Melton asked about my grandfather and then promptly sent me an e-mail tracing my lineage back to the American Revolution.
Spencer begat Joe who begat Joe who begat Joe who begat Ira who begat Joe who begat Dave who begat me. They apparently followed the receding frontier, from Virginia to Kentucky to Indiana to Illinois.
Over the next few days I studied where each person was born, when and where they died. I groped for ways to make it seem real, to wrap my mind around that gulf of time between Revolutionary Virginia and suburban California.
I saw that Spencer lived long enough to see his grandson, whose own son lived to see my grandfather.
But where did Spencer come from? There was no record of his birth. His parents were unknown.
DNA testing of one of Spencer's male descendants did not show a direct paternal connection to Edward. Nor would my DNA. Spencer probably was the illegitimate son of one of Edward's granddaughters — a Margaret who never married, or another Margaret, whom the sheriff dragged into court for adultery. But records of women were sparse, so we might never know for sure.
Spencer first showed up in a 1782 census, heading a family of "six white souls."
I found it in the library and, scanning for more Mozingos, came upon a name that had me reeling: Spencer lived near James Madison, the "father of the Constitution" and future president of the United States.
There were only 61 households in their census tract. Of course, maybe their circles didn't intersect much. Spencer was a poor, possibly mixed-race farmer on rented land. Madison had more than 80 slaves and went to the College of New Jersey, which became Princeton.
But seeing that Spencer was even in Madison's orbit was a boon for me: Historians had undoubtedly pored over every letter, diary and document relating to him. Perhaps my progenitor would turn up in one.
On a damp winter morning last year, I crossed the silty breadth of the Rappahannock River as fishermen in low wooden boats hauled up lines in the gloom. The highway traversed tidal flats and gently lifted into the low clay hills of Virginia's Northern Neck.
I pulled into the little brick town of Warsaw, which was called Richmond Courthouse when Edward lived here and won his freedom in 1672.
The Neck was still wilderness then. The settlers were at war with Indians from the north and stayed mostly to the shoreline of the Rappahannock.
When peace came shortly thereafter, they pushed into the forested interior, clearing the timber to grow tobacco and widening the Indian trails into crude roads. They put the tobacco in casks called "hogsheads" and rolled them with oxen to warehouses along the river. Life was miserable. People starved; disease was rampant. The crops were plagued by drought, tobacco worm and tobacco flies. Most farmers lived in windowless log hovels with dirt floors.
Edward had been a servant to Col. John Walker, a member of the colony's legislature. When Walker died in 1669, his widow inherited Edward and remarried a powerful Virginian, John Stone.

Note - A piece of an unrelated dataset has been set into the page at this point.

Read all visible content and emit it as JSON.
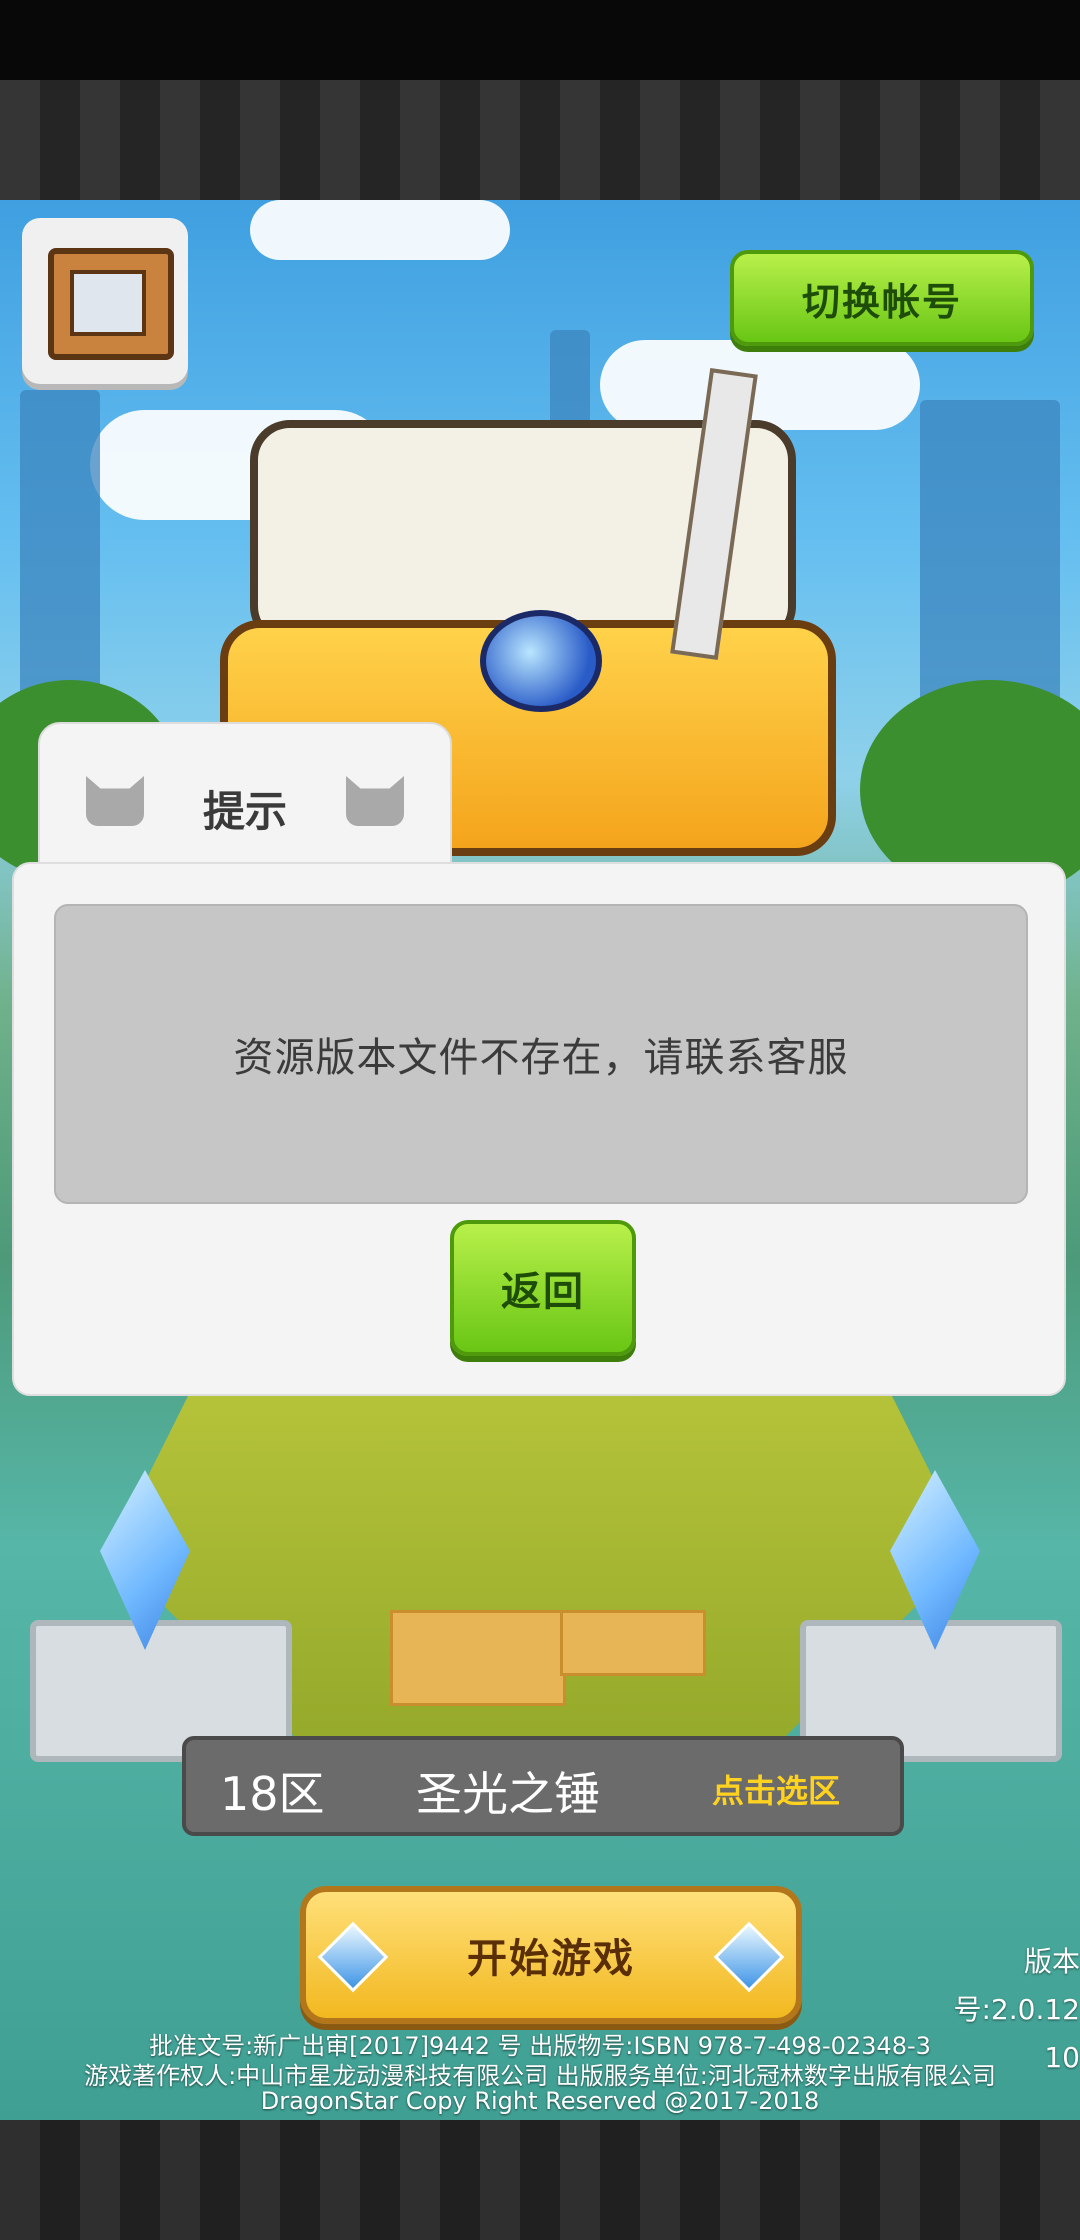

Edward sued Stone for his freedom. Little is said about the lawsuit in the court record, only that there was an appeals hearing in the high colonial court, that "Divers Witnesses" testified and that the judges concluded "Edward Mozingo a Negro man" had served his term after 28 years of indenture.
Edward and his wife, Margaret, and their two children, Edward and John, grew tobacco and raised livestock as tenant farmers on a creek called Pantico Run.
Where Edward came from before his years of servitude can only be inferred from history.